** Material for the task follows **
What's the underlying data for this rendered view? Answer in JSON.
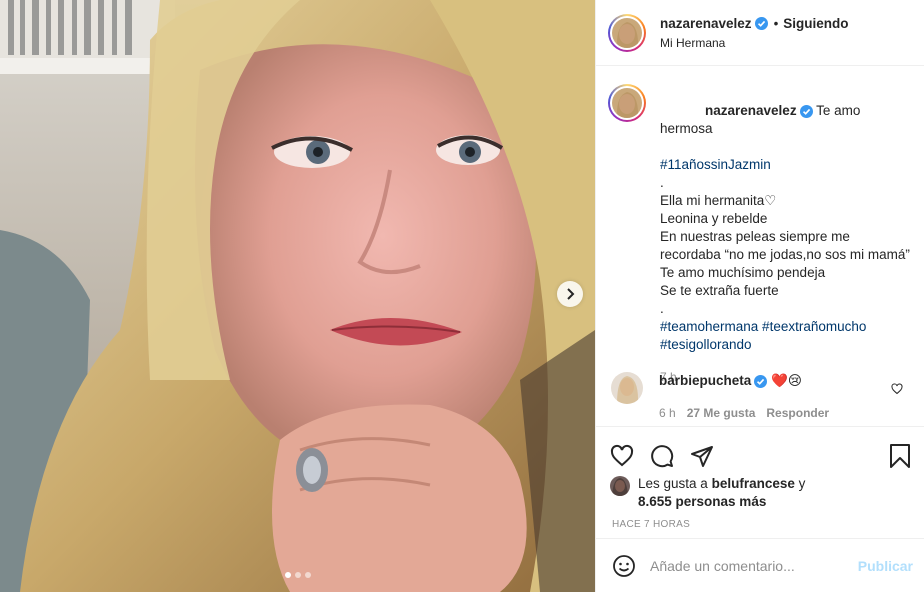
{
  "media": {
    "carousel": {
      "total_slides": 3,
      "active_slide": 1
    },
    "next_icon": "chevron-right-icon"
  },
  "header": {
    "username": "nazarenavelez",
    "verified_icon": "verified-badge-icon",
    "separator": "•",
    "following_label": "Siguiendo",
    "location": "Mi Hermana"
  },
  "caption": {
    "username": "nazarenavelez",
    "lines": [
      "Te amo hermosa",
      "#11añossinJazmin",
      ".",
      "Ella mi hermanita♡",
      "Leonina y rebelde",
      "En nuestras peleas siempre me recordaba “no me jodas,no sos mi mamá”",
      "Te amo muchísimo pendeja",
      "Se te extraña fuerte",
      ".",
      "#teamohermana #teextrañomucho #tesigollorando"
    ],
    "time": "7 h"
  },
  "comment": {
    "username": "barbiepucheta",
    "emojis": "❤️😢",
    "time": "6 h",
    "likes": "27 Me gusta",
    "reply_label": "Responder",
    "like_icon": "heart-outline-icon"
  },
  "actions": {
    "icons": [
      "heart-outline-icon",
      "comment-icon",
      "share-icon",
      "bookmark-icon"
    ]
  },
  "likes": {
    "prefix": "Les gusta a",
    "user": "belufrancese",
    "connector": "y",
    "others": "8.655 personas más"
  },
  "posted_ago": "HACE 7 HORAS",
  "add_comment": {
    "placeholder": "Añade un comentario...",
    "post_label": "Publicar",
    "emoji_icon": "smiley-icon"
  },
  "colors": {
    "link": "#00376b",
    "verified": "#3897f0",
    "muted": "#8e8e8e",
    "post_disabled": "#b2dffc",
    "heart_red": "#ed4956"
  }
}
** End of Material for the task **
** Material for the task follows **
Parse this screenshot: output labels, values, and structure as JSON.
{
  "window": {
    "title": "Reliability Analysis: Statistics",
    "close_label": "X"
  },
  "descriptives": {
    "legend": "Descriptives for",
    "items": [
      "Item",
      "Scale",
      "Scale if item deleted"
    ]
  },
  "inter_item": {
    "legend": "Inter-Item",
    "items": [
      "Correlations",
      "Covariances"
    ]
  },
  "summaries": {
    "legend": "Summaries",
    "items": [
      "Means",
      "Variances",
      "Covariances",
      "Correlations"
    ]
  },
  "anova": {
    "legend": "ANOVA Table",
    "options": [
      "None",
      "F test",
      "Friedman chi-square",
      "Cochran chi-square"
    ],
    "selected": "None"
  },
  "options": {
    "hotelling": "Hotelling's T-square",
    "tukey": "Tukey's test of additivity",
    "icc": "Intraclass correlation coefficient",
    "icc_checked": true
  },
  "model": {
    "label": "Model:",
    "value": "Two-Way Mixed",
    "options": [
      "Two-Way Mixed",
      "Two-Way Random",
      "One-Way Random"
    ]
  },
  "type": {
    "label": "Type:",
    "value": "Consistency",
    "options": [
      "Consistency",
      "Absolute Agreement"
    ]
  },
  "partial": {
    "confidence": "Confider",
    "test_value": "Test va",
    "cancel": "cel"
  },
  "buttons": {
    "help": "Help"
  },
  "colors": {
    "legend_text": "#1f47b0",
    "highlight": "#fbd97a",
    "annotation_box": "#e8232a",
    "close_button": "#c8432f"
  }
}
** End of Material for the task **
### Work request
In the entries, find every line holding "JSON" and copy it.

### Answer section
What's the underlying data for this rendered view? Answer in JSON.
Parse this screenshot: output labels, values, and structure as JSON.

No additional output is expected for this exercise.